Honestly, I can’t think of many things you should be worried about when the IRS comes a-callin unless…..
- You’re a crook and you know it
- You don’t have advisers or you don’t listen to them
- Someone was feeding you a line that was to good to be true. Wesley Snipes is a good example of what not to believe. Mr Snipes failed to file several years of tax returns based on the advice of shyster tax preparer and is now serving time in jail.
Getting a letter from the IRS informing you of an audit of your tax return can be distressing. And let’s face it, even if you did everything hunky dory, it can be costly to have someone represent you.
There are things you can do ahead of time to help mitigate the cost of an audit should you win that lottery.
- Choose the right tax preparer. Do your research and make sure they are qualified to help you
- Have your accountant look over your accounting records before the end of each tax year.
- If you have a business, make sure you give details of your accounting transactions to your preparer. (full general ledger detail)
- Do some tax planning with your tax professional
- Keep records of your income and deductions organized and easy to find
- During the audit process – provide your representative the requested information timely and as organized as possible. Messy records are not going to help you and will likely drive up the cost of the audit.
The IRS published the following points they think you should know if you receive a notice.
- Don’t panic. Many of these letters can be dealt with simply and painlessly.
- There are number of reasons the IRS sends notices to taxpayers. The notice may request payment of taxes, notify you of a change to your account or request additional information.
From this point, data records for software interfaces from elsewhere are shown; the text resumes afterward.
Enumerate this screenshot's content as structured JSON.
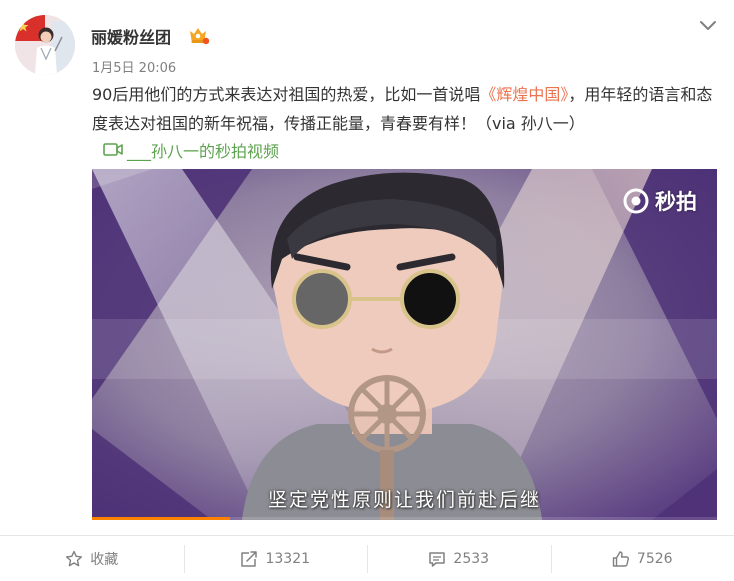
{
  "post": {
    "username": "丽媛粉丝团",
    "timestamp": "1月5日 20:06",
    "text_before": "90后用他们的方式来表达对祖国的热爱，比如一首说唱",
    "text_highlight": "《辉煌中国》",
    "text_after": "，用年轻的语言和态度表达对祖国的新年祝福，传播正能量，青春要有样！（via 孙八一）",
    "video_link": "___孙八一的秒拍视频",
    "highlight_color": "#eb7350",
    "link_color": "#5da34f"
  },
  "video": {
    "watermark": "秒拍",
    "subtitle": "坚定党性原则让我们前赴后继",
    "progress": 0.22,
    "progress_color": "#ff8200"
  },
  "actions": {
    "favorite": "收藏",
    "repost_count": "13321",
    "comment_count": "2533",
    "like_count": "7526"
  },
  "icons": [
    "avatar",
    "vip-crown-icon",
    "chevron-down-icon",
    "video-link-icon",
    "miaopai-logo-icon",
    "star-icon",
    "repost-icon",
    "comment-icon",
    "thumbs-up-icon"
  ]
}
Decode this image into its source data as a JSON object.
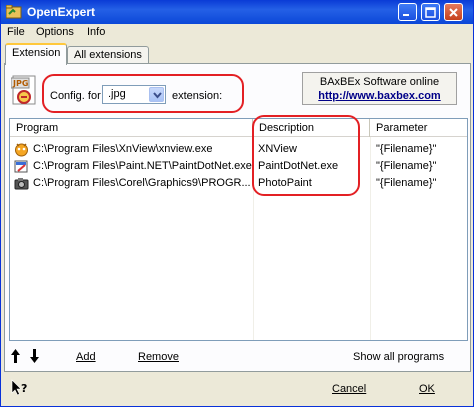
{
  "title": "OpenExpert",
  "menu": [
    "File",
    "Options",
    "Info"
  ],
  "tabs": [
    "Extension",
    "All extensions"
  ],
  "config": {
    "prefix": "Config. for",
    "selected": ".jpg",
    "suffix": "extension:"
  },
  "info": {
    "company": "BAxBEx Software online",
    "url": "http://www.baxbex.com"
  },
  "columns": [
    "Program",
    "Description",
    "Parameter"
  ],
  "rows": [
    {
      "icon": "xnview-icon",
      "program": "C:\\Program Files\\XnView\\xnview.exe",
      "description": "XNView",
      "parameter": "\"{Filename}\""
    },
    {
      "icon": "paintdotnet-icon",
      "program": "C:\\Program Files\\Paint.NET\\PaintDotNet.exe",
      "description": "PaintDotNet.exe",
      "parameter": "\"{Filename}\""
    },
    {
      "icon": "camera-icon",
      "program": "C:\\Program Files\\Corel\\Graphics9\\PROGR...",
      "description": "PhotoPaint",
      "parameter": "\"{Filename}\""
    }
  ],
  "buttons": {
    "add": "Add",
    "remove": "Remove",
    "show_all": "Show all programs",
    "cancel": "Cancel",
    "ok": "OK"
  },
  "colors": {
    "titlebar": "#0a3bd6",
    "annotation": "#e32024",
    "link": "#000088"
  }
}
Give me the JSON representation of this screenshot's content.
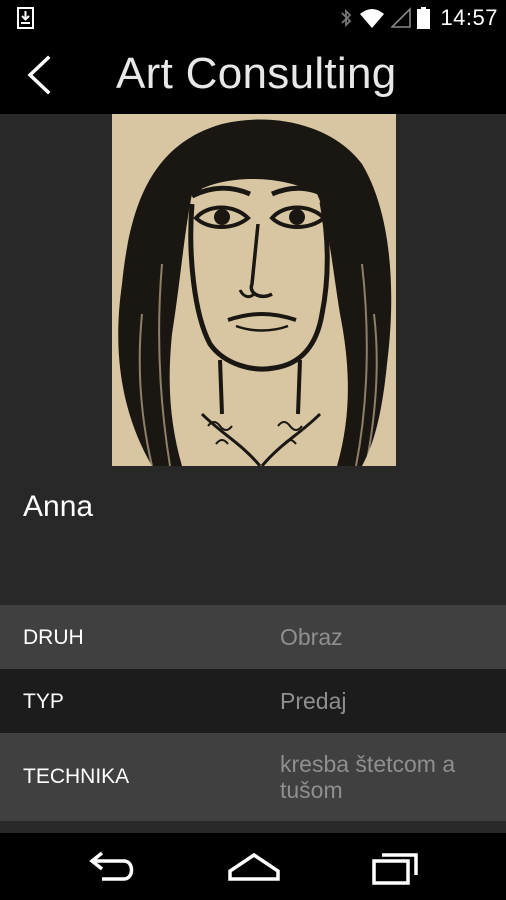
{
  "status_bar": {
    "time": "14:57",
    "icons": [
      "download-icon",
      "bluetooth-icon",
      "wifi-icon",
      "signal-icon",
      "battery-icon"
    ]
  },
  "app_bar": {
    "title": "Art Consulting",
    "back_icon": "chevron-left-icon"
  },
  "artwork": {
    "name": "Anna"
  },
  "details": [
    {
      "label": "DRUH",
      "value": "Obraz"
    },
    {
      "label": "TYP",
      "value": "Predaj"
    },
    {
      "label": "TECHNIKA",
      "value": "kresba štetcom a tušom"
    }
  ],
  "nav_bar": {
    "icons": [
      "back-icon",
      "home-icon",
      "recents-icon"
    ]
  },
  "colors": {
    "background": "#282828",
    "bar": "#000000",
    "row_light": "#404040",
    "row_dark": "#1c1c1c",
    "value_text": "#8f8f8f"
  }
}
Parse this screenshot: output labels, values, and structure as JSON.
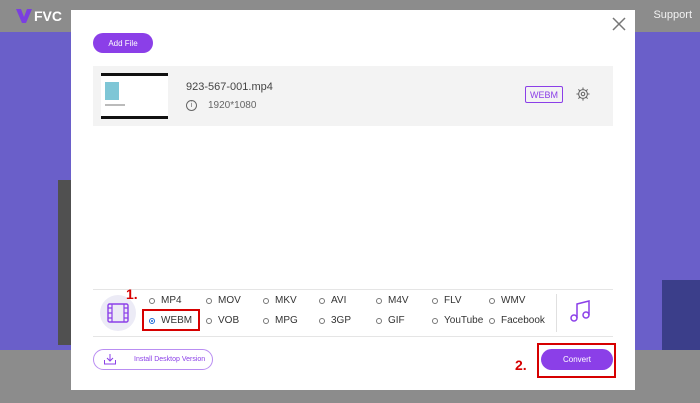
{
  "header": {
    "brand": "FVC",
    "support": "Support"
  },
  "modal": {
    "add_file": "Add File",
    "file": {
      "name": "923-567-001.mp4",
      "resolution": "1920*1080",
      "format": "WEBM"
    },
    "formats": [
      {
        "label": "MP4",
        "selected": false
      },
      {
        "label": "MOV",
        "selected": false
      },
      {
        "label": "MKV",
        "selected": false
      },
      {
        "label": "AVI",
        "selected": false
      },
      {
        "label": "M4V",
        "selected": false
      },
      {
        "label": "FLV",
        "selected": false
      },
      {
        "label": "WMV",
        "selected": false
      },
      {
        "label": "WEBM",
        "selected": true
      },
      {
        "label": "VOB",
        "selected": false
      },
      {
        "label": "MPG",
        "selected": false
      },
      {
        "label": "3GP",
        "selected": false
      },
      {
        "label": "GIF",
        "selected": false
      },
      {
        "label": "YouTube",
        "selected": false
      },
      {
        "label": "Facebook",
        "selected": false
      }
    ],
    "install": "Install Desktop Version",
    "convert": "Convert"
  },
  "annotations": {
    "step1": "1.",
    "step2": "2."
  },
  "colors": {
    "accent": "#8b3fe8",
    "annotation": "#d60000"
  },
  "icons": [
    "close-icon",
    "gear-icon",
    "info-icon",
    "film-icon",
    "music-icon",
    "download-icon"
  ]
}
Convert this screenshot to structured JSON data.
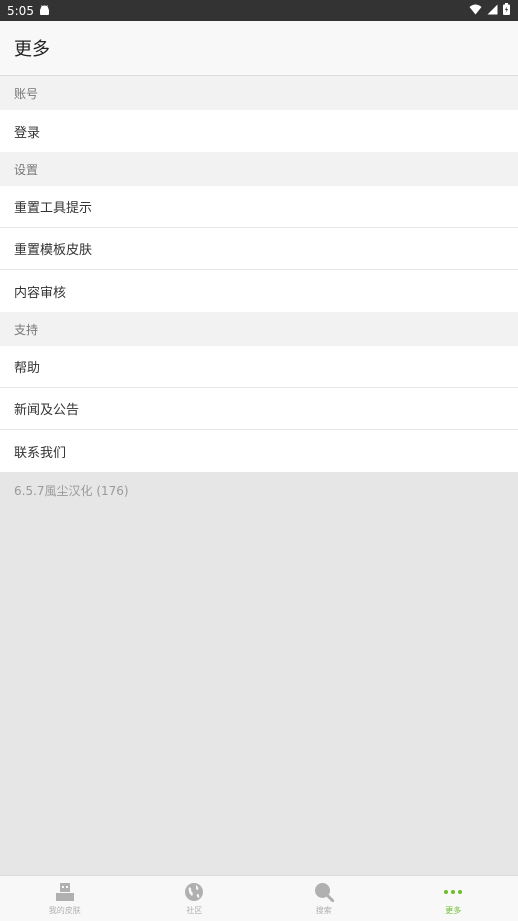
{
  "status_bar": {
    "time": "5:05"
  },
  "header": {
    "title": "更多"
  },
  "sections": [
    {
      "header": "账号",
      "items": [
        "登录"
      ]
    },
    {
      "header": "设置",
      "items": [
        "重置工具提示",
        "重置模板皮肤",
        "内容审核"
      ]
    },
    {
      "header": "支持",
      "items": [
        "帮助",
        "新闻及公告",
        "联系我们"
      ]
    }
  ],
  "version": "6.5.7風尘汉化 (176)",
  "tabs": [
    {
      "label": "我的皮肤",
      "icon": "skin-icon"
    },
    {
      "label": "社区",
      "icon": "globe-icon"
    },
    {
      "label": "搜索",
      "icon": "search-icon"
    },
    {
      "label": "更多",
      "icon": "more-icon",
      "active": true
    }
  ],
  "colors": {
    "accent": "#6cbf2c",
    "inactive": "#b0b0b0",
    "status_bar": "#333333"
  }
}
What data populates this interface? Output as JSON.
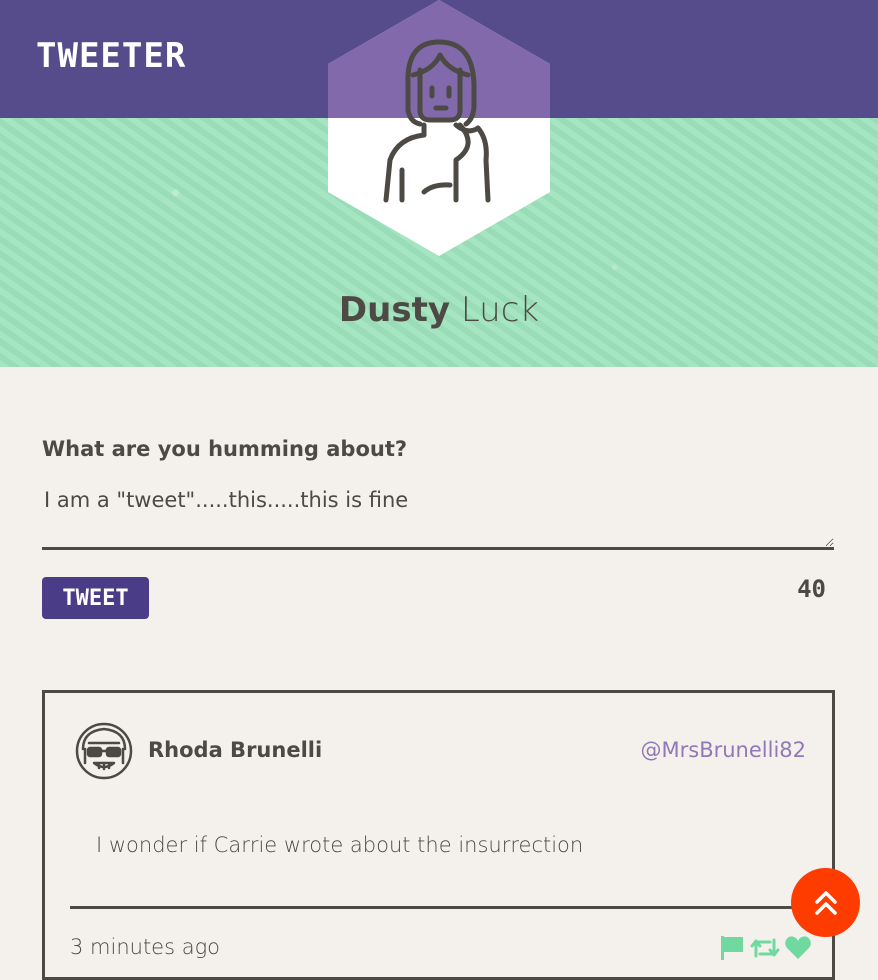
{
  "nav": {
    "brand": "TWEETER"
  },
  "profile": {
    "first_name": "Dusty",
    "last_name": "Luck",
    "avatar_icon": "woman-avatar-icon"
  },
  "composer": {
    "label": "What are you humming about?",
    "value": "I am a \"tweet\".....this.....this is fine",
    "button_label": "TWEET",
    "char_count": "40"
  },
  "tweets": [
    {
      "author": "Rhoda Brunelli",
      "handle": "@MrsBrunelli82",
      "text": "I wonder if Carrie wrote about the insurrection",
      "time": "3 minutes ago",
      "avatar_icon": "sunglasses-avatar-icon",
      "actions": [
        "flag-icon",
        "retweet-icon",
        "heart-icon"
      ]
    }
  ],
  "colors": {
    "nav": "#574c8b",
    "hero": "#9fe3bd",
    "button": "#4b3c87",
    "handle": "#8f79b6",
    "action_green": "#6fd9a0",
    "scroll_button": "#ff3c00",
    "background": "#f4f1ec"
  },
  "scroll_top": {
    "icon": "double-chevron-up-icon"
  }
}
The notice you receive normally covers a very specific issue about your account or tax return.
- Each letter and notice offers specific instructions on what you need to do to satisfy the inquiry.
- If you receive a correction notice, you should review the correspondence and compare it with the information on your return.
- If you agree with the correction to your account, usually no reply is necessary unless a payment is due.
- If you do not agree with the correction the IRS made, it is important that you respond as requested. Write to explain why you disagree. Include any documents and information you wish the IRS to consider, along with the bottom tear-off portion of the notice. Mail the information to the IRS address shown in the lower left part of the notice. Allow at least 30 days for a response.
- Most correspondence can be handled without calling or visiting an IRS office. However, if you have questions, call the telephone number in the upper right corner of the notice. Have a copy of your tax return and the correspondence available when you call.
- It’s important that you keep copies of any correspondence with your records.